Martha Wash, the Queen of Clubland, twirls into Baltimore this month as she performs at this year’s Baltimore Pride Festival. The two time Grammy nominated artist is best known for her work as part of the singing duo, The Weather Girls. Wash also provided the vocals for Black Box’s “Everybody, Everybody” and “Strike It Up” as well as lead vocals on C+C Music Factory’s No. 1 hit “Gonna Make You Sweat (Everybody Dance Now).” Wash is also noted for spurring legislation for making vocal credits mandatory on CD’s after being denied proper credit and royalties in the early 1990s. Wash recently chatted with Gay Life about her upcoming performance, her views on the recent Supreme Court decision, and her reaction to the loss of a Baltimore gay landmark.
To start, what was your initial reaction when you heard the news of the recent decision by SCOTUS to legalize same-sex marriage throughout the United States?
I said great! That’s what the community was fighting for all this time and it should have been like that all along. It’s taken a lot of time and it’s finally here.
I was speaking to someone about [the ruling]last night. It seems that there are a few states holding out. You have the Supreme Court rule like this, and then you have have these other states that are in essence saying to the Supreme Court, “We’re not going to follow your ruling.” They are basically saying that “We are going to do what we want to do,” but at the same token some of these places want to go before the Supreme Court to get their own rules and laws passed. It’s kind of a slap in the face and almost like, well what does the Supreme Court know, but when it’s your turn you want them to be on your side and pass your laws. It’s kind of crazy for lawmakers to say,
“What does the Supreme Court know?” and “We’re going to do what we want to do.” And they can decide not to abide with what their ruling is. What can I say about the United States…we’re a trip!
In a 2014 Rolling Stone article, RuPaul mentioned that there was a direct correlation between your career and the struggles that many face within the LGBT community. Ru said that your “story speaks to disenfranchised people.” Do you feel that this is one of the many ways that you connect with people of the LGBT community?
I never really thought about it like that. My position has always been from the fans that have followed me all these many decades. In school I knew some guys that were gay, and we would hang out sometimes.
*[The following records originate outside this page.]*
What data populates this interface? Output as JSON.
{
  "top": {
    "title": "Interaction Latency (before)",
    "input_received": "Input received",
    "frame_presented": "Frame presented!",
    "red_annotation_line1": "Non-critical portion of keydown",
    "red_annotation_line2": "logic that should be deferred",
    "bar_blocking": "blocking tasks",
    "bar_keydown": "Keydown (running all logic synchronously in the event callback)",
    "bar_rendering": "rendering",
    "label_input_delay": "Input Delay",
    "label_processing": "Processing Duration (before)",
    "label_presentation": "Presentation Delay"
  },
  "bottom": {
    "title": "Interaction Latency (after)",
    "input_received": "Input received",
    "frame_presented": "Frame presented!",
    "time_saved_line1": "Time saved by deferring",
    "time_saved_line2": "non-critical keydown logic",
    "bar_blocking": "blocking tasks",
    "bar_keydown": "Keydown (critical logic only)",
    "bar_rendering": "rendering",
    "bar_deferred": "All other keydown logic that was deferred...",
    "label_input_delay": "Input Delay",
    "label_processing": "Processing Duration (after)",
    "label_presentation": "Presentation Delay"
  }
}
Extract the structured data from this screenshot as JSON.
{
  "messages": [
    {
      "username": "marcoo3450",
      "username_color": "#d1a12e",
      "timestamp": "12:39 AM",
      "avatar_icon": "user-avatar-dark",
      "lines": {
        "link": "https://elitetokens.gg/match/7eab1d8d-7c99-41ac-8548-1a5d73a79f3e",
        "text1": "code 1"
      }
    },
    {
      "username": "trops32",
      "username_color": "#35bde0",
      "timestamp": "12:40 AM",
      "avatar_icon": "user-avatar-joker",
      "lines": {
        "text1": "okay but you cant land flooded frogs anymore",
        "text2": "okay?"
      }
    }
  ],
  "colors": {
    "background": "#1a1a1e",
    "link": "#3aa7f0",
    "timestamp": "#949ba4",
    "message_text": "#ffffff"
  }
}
More so, I would say it was after I started singing with Sylvester. We were playing a lot of gay clubs and that’s when I became immersed. They are still my biggest fan base and I’ve always appreciated that. They’ve followed me through the highs and lows of my career and I’m right there for them. I’ve always said I don’t care who you love. That’s none of my business. It’s all about love. There’s so much hate in this world that we need to focus on loving one another.
How do you feel when you hear people refer to you as a gay icon in the LGBT community?
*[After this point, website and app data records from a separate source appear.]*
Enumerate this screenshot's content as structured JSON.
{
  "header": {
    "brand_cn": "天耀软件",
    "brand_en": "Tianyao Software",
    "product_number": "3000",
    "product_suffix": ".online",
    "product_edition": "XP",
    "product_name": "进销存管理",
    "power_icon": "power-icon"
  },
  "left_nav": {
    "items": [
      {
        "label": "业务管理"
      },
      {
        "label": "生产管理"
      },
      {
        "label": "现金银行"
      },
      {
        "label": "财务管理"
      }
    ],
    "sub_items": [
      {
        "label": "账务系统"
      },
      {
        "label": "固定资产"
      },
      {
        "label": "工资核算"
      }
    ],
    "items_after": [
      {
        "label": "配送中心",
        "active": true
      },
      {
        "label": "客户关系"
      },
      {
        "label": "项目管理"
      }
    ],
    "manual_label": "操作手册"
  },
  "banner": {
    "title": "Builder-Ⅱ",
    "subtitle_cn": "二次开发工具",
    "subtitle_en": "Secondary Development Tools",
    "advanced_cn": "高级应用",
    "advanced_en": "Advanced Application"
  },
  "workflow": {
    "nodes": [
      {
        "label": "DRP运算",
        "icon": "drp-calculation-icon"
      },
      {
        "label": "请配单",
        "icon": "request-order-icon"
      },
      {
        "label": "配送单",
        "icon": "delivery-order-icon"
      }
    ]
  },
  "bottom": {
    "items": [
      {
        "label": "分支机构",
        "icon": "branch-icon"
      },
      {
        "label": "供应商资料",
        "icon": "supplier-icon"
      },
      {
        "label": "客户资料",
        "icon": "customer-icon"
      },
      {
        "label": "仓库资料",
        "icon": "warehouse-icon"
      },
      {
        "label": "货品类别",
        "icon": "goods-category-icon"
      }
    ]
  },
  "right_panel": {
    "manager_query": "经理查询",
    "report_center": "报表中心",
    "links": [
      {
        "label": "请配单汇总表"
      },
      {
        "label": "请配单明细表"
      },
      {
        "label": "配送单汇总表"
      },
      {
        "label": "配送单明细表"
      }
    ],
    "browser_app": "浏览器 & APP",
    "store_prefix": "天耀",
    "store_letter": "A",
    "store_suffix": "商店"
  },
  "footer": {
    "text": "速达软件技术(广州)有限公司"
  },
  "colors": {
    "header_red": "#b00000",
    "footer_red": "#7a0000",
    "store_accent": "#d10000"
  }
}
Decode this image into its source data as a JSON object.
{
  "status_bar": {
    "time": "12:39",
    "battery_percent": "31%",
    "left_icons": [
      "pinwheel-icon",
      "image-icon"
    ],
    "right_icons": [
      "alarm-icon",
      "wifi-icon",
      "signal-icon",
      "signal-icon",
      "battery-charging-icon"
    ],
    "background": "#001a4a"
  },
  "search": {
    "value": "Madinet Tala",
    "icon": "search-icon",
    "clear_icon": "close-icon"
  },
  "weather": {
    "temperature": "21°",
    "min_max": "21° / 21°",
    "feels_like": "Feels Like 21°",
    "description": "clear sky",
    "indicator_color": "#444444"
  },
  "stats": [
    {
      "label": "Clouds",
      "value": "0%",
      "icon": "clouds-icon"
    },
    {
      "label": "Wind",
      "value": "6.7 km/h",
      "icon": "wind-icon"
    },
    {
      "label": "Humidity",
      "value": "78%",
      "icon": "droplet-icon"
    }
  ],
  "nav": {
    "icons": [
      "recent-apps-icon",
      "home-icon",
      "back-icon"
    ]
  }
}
I accept it. I’ve always accepted it. Look, people put labels on you for all kinds of stuff. I’ll take it!
Obviously, as one of The Weather Girls, you are known for your hit song, “It’s Raining Men.” I have to ask, which would you choose:
Tall or blonde?
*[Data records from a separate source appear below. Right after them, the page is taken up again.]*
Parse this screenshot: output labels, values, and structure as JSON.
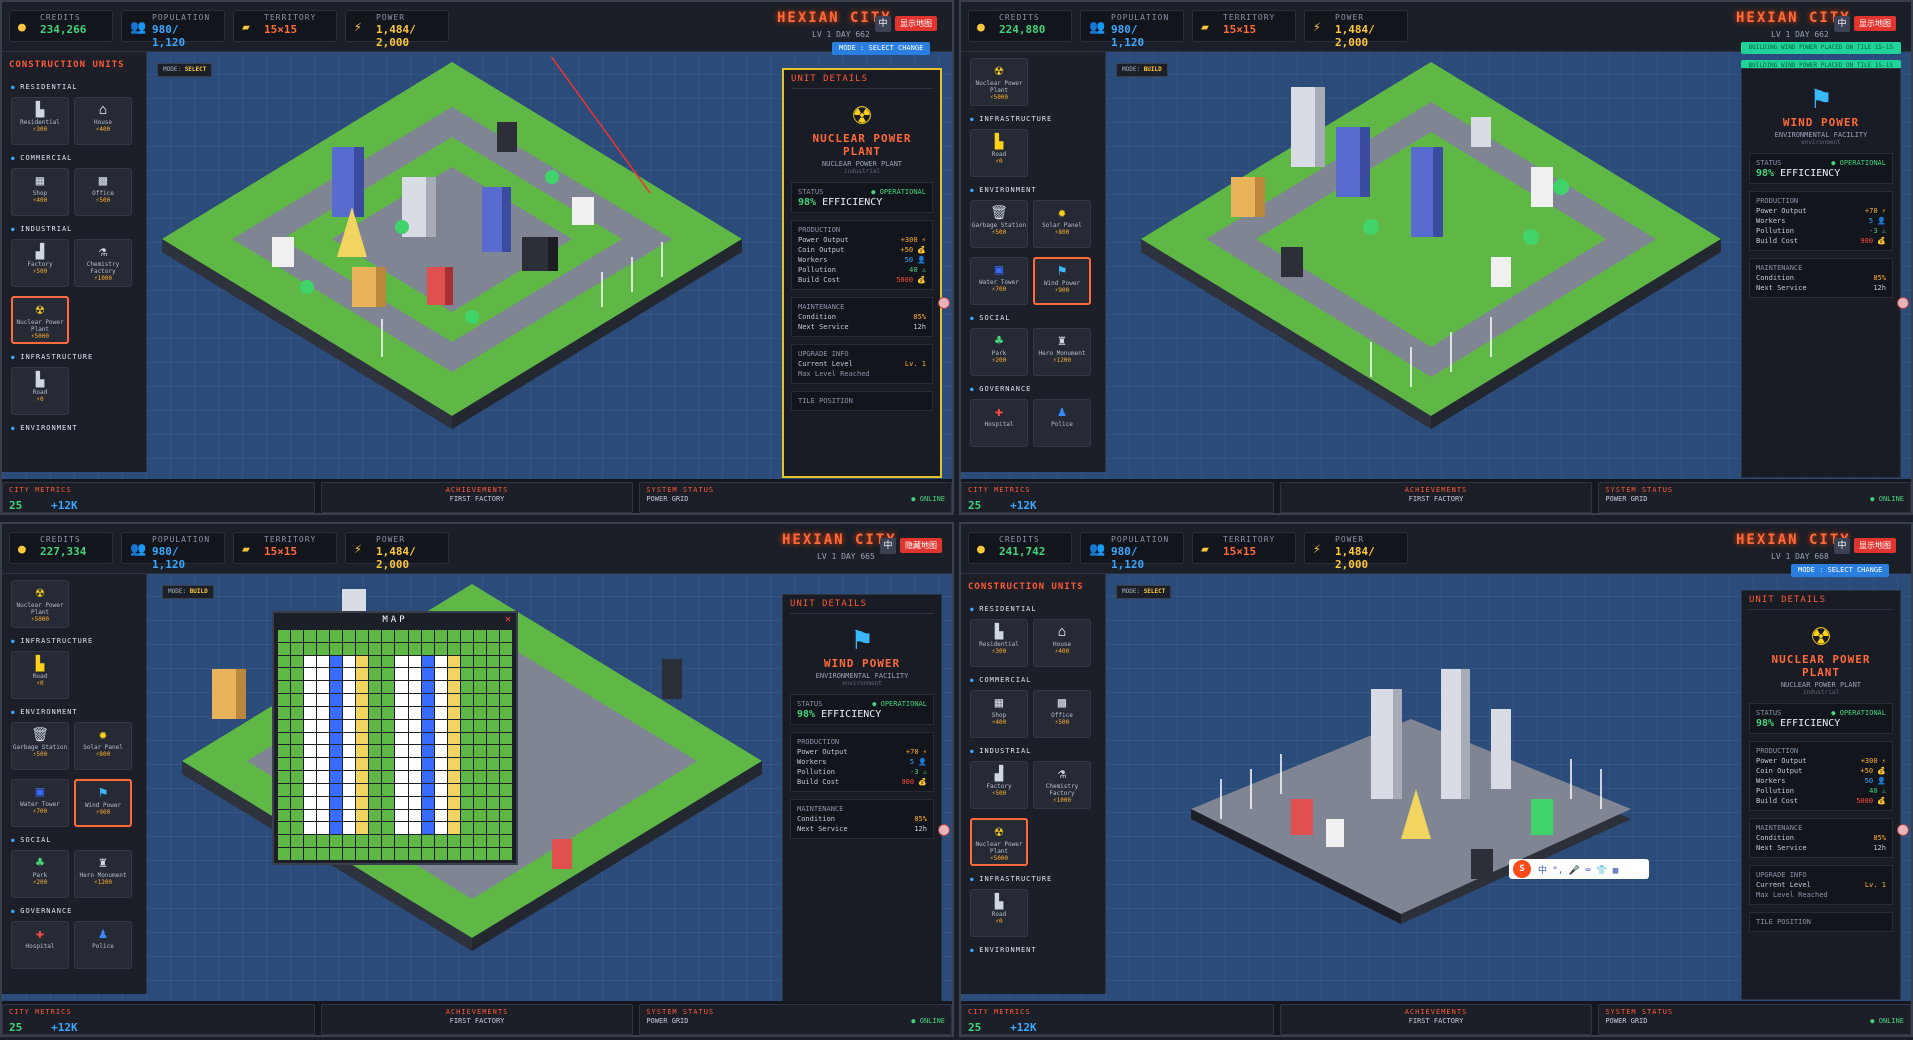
{
  "top_stats": {
    "credits_label": "CREDITS",
    "population_label": "POPULATION",
    "territory_label": "TERRITORY",
    "power_label": "POWER",
    "population": "980/ 1,120",
    "territory": "15×15",
    "power": "1,484/ 2,000"
  },
  "q1": {
    "credits": "234,266",
    "day": "LV 1   DAY 662"
  },
  "q2": {
    "credits": "224,880",
    "day": "LV 1   DAY 662"
  },
  "q3": {
    "credits": "227,334",
    "day": "LV 1   DAY 665"
  },
  "q4": {
    "credits": "241,742",
    "day": "LV 1   DAY 668"
  },
  "header": {
    "title": "HEXIAN CITY",
    "zh_button": "中",
    "show_map": "显示地图",
    "hide_map": "隐藏地图",
    "mode_pill": "MODE : SELECT CHANGE"
  },
  "panel": {
    "title": "CONSTRUCTION UNITS",
    "categories": {
      "residential": "RESIDENTIAL",
      "commercial": "COMMERCIAL",
      "industrial": "INDUSTRIAL",
      "infrastructure": "INFRASTRUCTURE",
      "environment": "ENVIRONMENT",
      "social": "SOCIAL",
      "governance": "GOVERNANCE"
    },
    "units": {
      "residential": {
        "name": "Residential",
        "cost": "⚡300"
      },
      "house": {
        "name": "House",
        "cost": "⚡400"
      },
      "shop": {
        "name": "Shop",
        "cost": "⚡400"
      },
      "office": {
        "name": "Office",
        "cost": "⚡500"
      },
      "factory": {
        "name": "Factory",
        "cost": "⚡500"
      },
      "chem": {
        "name": "Chemistry Factory",
        "cost": "⚡1000"
      },
      "nuclear": {
        "name": "Nuclear Power Plant",
        "cost": "⚡5000"
      },
      "road": {
        "name": "Road",
        "cost": "⚡0"
      },
      "garbage": {
        "name": "Garbage Station",
        "cost": "⚡500"
      },
      "solar": {
        "name": "Solar Panel",
        "cost": "⚡800"
      },
      "water": {
        "name": "Water Tower",
        "cost": "⚡700"
      },
      "wind": {
        "name": "Wind Power",
        "cost": "⚡900"
      },
      "park": {
        "name": "Park",
        "cost": "⚡200"
      },
      "hero": {
        "name": "Hero Monument",
        "cost": "⚡1200"
      },
      "hospital": {
        "name": "Hospital",
        "cost": ""
      },
      "police": {
        "name": "Police",
        "cost": ""
      }
    }
  },
  "mode": {
    "label": "MODE:",
    "select": "SELECT",
    "build": "BUILD"
  },
  "details": {
    "title": "UNIT DETAILS",
    "status_label": "STATUS",
    "status_value": "● OPERATIONAL",
    "efficiency_value": "98%",
    "efficiency_label": "EFFICIENCY",
    "production": "PRODUCTION",
    "power_output": "Power Output",
    "coin_output": "Coin Output",
    "workers": "Workers",
    "pollution": "Pollution",
    "build_cost": "Build Cost",
    "maintenance": "MAINTENANCE",
    "condition": "Condition",
    "condition_value": "85%",
    "next_service": "Next Service",
    "next_service_value": "12h",
    "upgrade": "UPGRADE INFO",
    "current_level": "Current Level",
    "current_level_value": "Lv. 1",
    "max_level": "Max Level Reached",
    "tile_position": "TILE POSITION",
    "nuclear": {
      "name": "NUCLEAR POWER PLANT",
      "type": "NUCLEAR POWER PLANT",
      "category": "industrial",
      "power": "+300 ⚡",
      "coin": "+50 💰",
      "workers": "50 👤",
      "pollution": "40 ⚠",
      "cost": "5000 💰"
    },
    "wind": {
      "name": "WIND POWER",
      "type": "ENVIRONMENTAL FACILITY",
      "category": "environment",
      "power": "+70 ⚡",
      "workers": "5 👤",
      "pollution": "-3 ⚠",
      "cost": "900 💰"
    }
  },
  "bottom": {
    "metrics": "CITY METRICS",
    "metrics_a": "25",
    "metrics_b": "+12K",
    "achievements": "ACHIEVEMENTS",
    "achievement_item": "FIRST FACTORY",
    "system": "SYSTEM STATUS",
    "system_item": "POWER GRID",
    "system_state": "● ONLINE"
  },
  "toasts": [
    "BUILDING WIND POWER PLACED ON TILE 15-15",
    "BUILDING WIND POWER PLACED ON TILE 15-15"
  ],
  "map": {
    "title": "MAP",
    "close": "✕"
  },
  "ime": {
    "logo": "S",
    "items": "中 °, 🎤 ⌨ 👕 ▦"
  },
  "colors": {
    "accent": "#ff6a3a",
    "green": "#46d27a",
    "gold": "#ffb12e",
    "grass": "#5fb845"
  }
}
Dark or lean?
Rough or tough?
Strong or mean?
You once said that if you hadn’t gone into singing you would have become a kindergarten teacher. Do you ever regret your decision?
I don’t think I would have made a great kindergarten teacher. I like children, although I don’t have any. I have nieces and nephews. I’m ‘Auntie Martha,’ but I don’t know if I would be able to last. In a way, I’m glad that I didn’t do it because teachers nowadays need combat pay. [Laughs]
Are you looking forward to performing at Pride in Baltimore?
Oh yeah! I’m not looking forward to the heat, though. [Laughs] It’s been a hot minute since I’ve been to Baltimore Pride. I’m definitely looking forward to seeing some old friends in the audience.
So, you’ve been to a few Baltimore Prides before?
Oh yeah! Many, many times over the years. Is The Hippo still in business?
Actually, it’s closing this summer.
Oh my goodness! After all these decades? There have been some good times at The Hippo. I’ve been there off and on for many years. I’m sorry to hear that.
Is there anything you hope to accomplish while you’re here?
I’m just happy to be there after so long. I’m really looking forward to it. I’ve recently been working with Linda Clifford and Evelyn Champagne King. We have come together and recorded a single called “Show Some Love.” We are going under the name First Ladies of Disco. We have been promoting the single. Hopefully there will be some new music going on. It’s under my label, Purple Rose Records. I may let people hear a little bit of it at the show, although Linda and Evelyn won’t be there. The song is really good. And if people want to purchase it they can find it on iTunes or Amazon.
And I’m sure you’ll want to take one more twirl on the dance floor at The Hippo.
Baltimore Pride 2015Gay Life July 2015